THE successful negotiation and release of 82 of the abducted Chibok school girls over the past weekend filled well-meaning Nigerians with joy and relief. It has rekindled the hope for the return of the remaining 113 victims.
President Muhammadu Buhari, who had the privilege of receiving them just before he flew out for his latest medical trip abroad, reiterated the determination of his administration to ensure the retrieval of the outstanding captives in line with his maiden speech in which he vowed that he would not consider the war against Boko Haram over until all the girls have been brought home.
Though the Federal Government admitted that some top commanders of the Islamic terrorist group were exchanged for the girls, its successful execution surprised many Nigerians and gives the indication that the government is beginning to learn the ropes not only in the asymmetrical warfare but also in the diplomacy that goes with cleaning up the accompanying mess.
With this latest batch in the safe custody of the Federal Government, this is not the time to bask in political triumphalism. Rather, it should fire our zeal to get the rest of the girls home as soon as possible, having raised the hope and expectations of their parents.

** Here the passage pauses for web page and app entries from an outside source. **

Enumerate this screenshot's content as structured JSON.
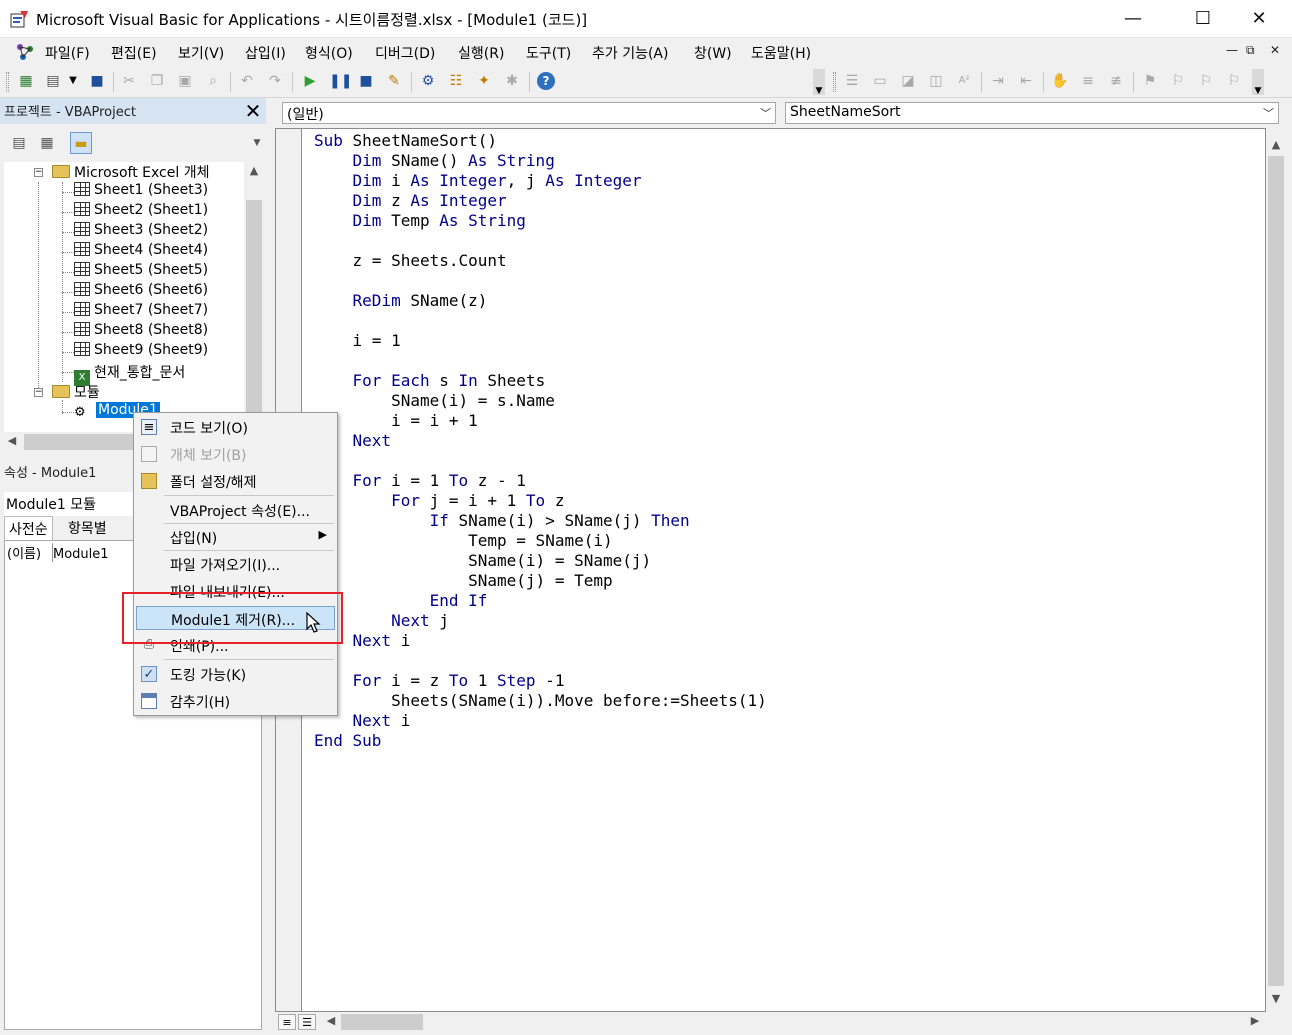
{
  "window": {
    "title": "Microsoft Visual Basic for Applications - 시트이름정렬.xlsx - [Module1 (코드)]",
    "minimize": "—",
    "maximize": "☐",
    "close": "✕"
  },
  "menu": {
    "items": [
      "파일(F)",
      "편집(E)",
      "보기(V)",
      "삽입(I)",
      "형식(O)",
      "디버그(D)",
      "실행(R)",
      "도구(T)",
      "추가 기능(A)",
      "창(W)",
      "도움말(H)"
    ],
    "mdi_min": "—",
    "mdi_restore": "⧉",
    "mdi_close": "✕"
  },
  "project": {
    "title": "프로젝트 - VBAProject",
    "close": "✕",
    "tree": {
      "excel_objects": "Microsoft Excel 개체",
      "sheets": [
        "Sheet1 (Sheet3)",
        "Sheet2 (Sheet1)",
        "Sheet3 (Sheet2)",
        "Sheet4 (Sheet4)",
        "Sheet5 (Sheet5)",
        "Sheet6 (Sheet6)",
        "Sheet7 (Sheet7)",
        "Sheet8 (Sheet8)",
        "Sheet9 (Sheet9)"
      ],
      "workbook": "현재_통합_문서",
      "modules_folder": "모듈",
      "module": "Module1"
    }
  },
  "properties": {
    "title": "속성 - Module1",
    "object": "Module1 모듈",
    "tab_alpha": "사전순",
    "tab_category": "항목별",
    "name_key": "(이름)",
    "name_value": "Module1"
  },
  "code": {
    "object_combo": "(일반)",
    "procedure_combo": "SheetNameSort",
    "lines": [
      [
        [
          "kw",
          "Sub "
        ],
        [
          "",
          "SheetNameSort()"
        ]
      ],
      [
        [
          "",
          "    "
        ],
        [
          "kw",
          "Dim "
        ],
        [
          "",
          "SName() "
        ],
        [
          "kw",
          "As String"
        ]
      ],
      [
        [
          "",
          "    "
        ],
        [
          "kw",
          "Dim "
        ],
        [
          "",
          "i "
        ],
        [
          "kw",
          "As Integer"
        ],
        [
          "",
          ", j "
        ],
        [
          "kw",
          "As Integer"
        ]
      ],
      [
        [
          "",
          "    "
        ],
        [
          "kw",
          "Dim "
        ],
        [
          "",
          "z "
        ],
        [
          "kw",
          "As Integer"
        ]
      ],
      [
        [
          "",
          "    "
        ],
        [
          "kw",
          "Dim "
        ],
        [
          "",
          "Temp "
        ],
        [
          "kw",
          "As String"
        ]
      ],
      [
        [
          "",
          ""
        ]
      ],
      [
        [
          "",
          "    z = Sheets.Count"
        ]
      ],
      [
        [
          "",
          ""
        ]
      ],
      [
        [
          "",
          "    "
        ],
        [
          "kw",
          "ReDim "
        ],
        [
          "",
          "SName(z)"
        ]
      ],
      [
        [
          "",
          ""
        ]
      ],
      [
        [
          "",
          "    i = 1"
        ]
      ],
      [
        [
          "",
          ""
        ]
      ],
      [
        [
          "",
          "    "
        ],
        [
          "kw",
          "For Each "
        ],
        [
          "",
          "s "
        ],
        [
          "kw",
          "In "
        ],
        [
          "",
          "Sheets"
        ]
      ],
      [
        [
          "",
          "        SName(i) = s.Name"
        ]
      ],
      [
        [
          "",
          "        i = i + 1"
        ]
      ],
      [
        [
          "",
          "    "
        ],
        [
          "kw",
          "Next"
        ]
      ],
      [
        [
          "",
          ""
        ]
      ],
      [
        [
          "",
          "    "
        ],
        [
          "kw",
          "For "
        ],
        [
          "",
          "i = 1 "
        ],
        [
          "kw",
          "To "
        ],
        [
          "",
          "z - 1"
        ]
      ],
      [
        [
          "",
          "        "
        ],
        [
          "kw",
          "For "
        ],
        [
          "",
          "j = i + 1 "
        ],
        [
          "kw",
          "To "
        ],
        [
          "",
          "z"
        ]
      ],
      [
        [
          "",
          "            "
        ],
        [
          "kw",
          "If "
        ],
        [
          "",
          "SName(i) > SName(j) "
        ],
        [
          "kw",
          "Then"
        ]
      ],
      [
        [
          "",
          "                Temp = SName(i)"
        ]
      ],
      [
        [
          "",
          "                SName(i) = SName(j)"
        ]
      ],
      [
        [
          "",
          "                SName(j) = Temp"
        ]
      ],
      [
        [
          "",
          "            "
        ],
        [
          "kw",
          "End If"
        ]
      ],
      [
        [
          "",
          "        "
        ],
        [
          "kw",
          "Next "
        ],
        [
          "",
          "j"
        ]
      ],
      [
        [
          "",
          "    "
        ],
        [
          "kw",
          "Next "
        ],
        [
          "",
          "i"
        ]
      ],
      [
        [
          "",
          ""
        ]
      ],
      [
        [
          "",
          "    "
        ],
        [
          "kw",
          "For "
        ],
        [
          "",
          "i = z "
        ],
        [
          "kw",
          "To "
        ],
        [
          "",
          "1 "
        ],
        [
          "kw",
          "Step "
        ],
        [
          "",
          "-1"
        ]
      ],
      [
        [
          "",
          "        Sheets(SName(i)).Move before:=Sheets(1)"
        ]
      ],
      [
        [
          "",
          "    "
        ],
        [
          "kw",
          "Next "
        ],
        [
          "",
          "i"
        ]
      ],
      [
        [
          "kw",
          "End Sub"
        ]
      ]
    ]
  },
  "context_menu": {
    "view_code": "코드 보기(O)",
    "view_object": "개체 보기(B)",
    "toggle_folders": "폴더 설정/해제",
    "project_props": "VBAProject 속성(E)...",
    "insert": "삽입(N)",
    "import_file": "파일 가져오기(I)...",
    "export_file": "파일 내보내기(E)...",
    "remove_module": "Module1 제거(R)...",
    "print": "인쇄(P)...",
    "dockable": "도킹 가능(K)",
    "hide": "감추기(H)"
  },
  "colors": {
    "keyword": "#00008b",
    "highlight_box": "#e8202a",
    "selection": "#0078d7"
  }
}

Given the political and international dimensions of the Chibok girl’s saga, we urge the Federal Government to fulfill Buhari’s promise to fully shoulder their rehabilitation and education.
There is a need for the security agencies to apply the full force of their professional capacity in exhaustively processing every one of them to make sure that those who might have been radicalised are not unwittingly let loose on innocent citizens.
It is also very important to ascertain the level of physical, mental and psychological damage each of them has been exposed to in their three-year ordeal with a view to fully rehabilitating them.
This is not a knee-jerk assignment. It is a job for painstaking professionals, and it will cost the nation a lot of money and close attention.
We are very gratified to note that the United Nations system, through the United Nations Children’s Fund (UNICEF) and the United Nations Fund for Population Activities (UNFPA) has already pledged to offer “comprehensive psycho-social” support to the girls till they eventually rejoin their families and communities. We hope this will include community education to remove stigmatisation, as rejection could create unforeseeable consequences.
One of the greatest challenges ahead of the Federal and State Governments as well as communities is to redouble the effort to prevent future abductions. Terrorists have gained so much from the abduction of the Chibok girls, and the temptation to do it again will always be there.
Prevention is better than cure.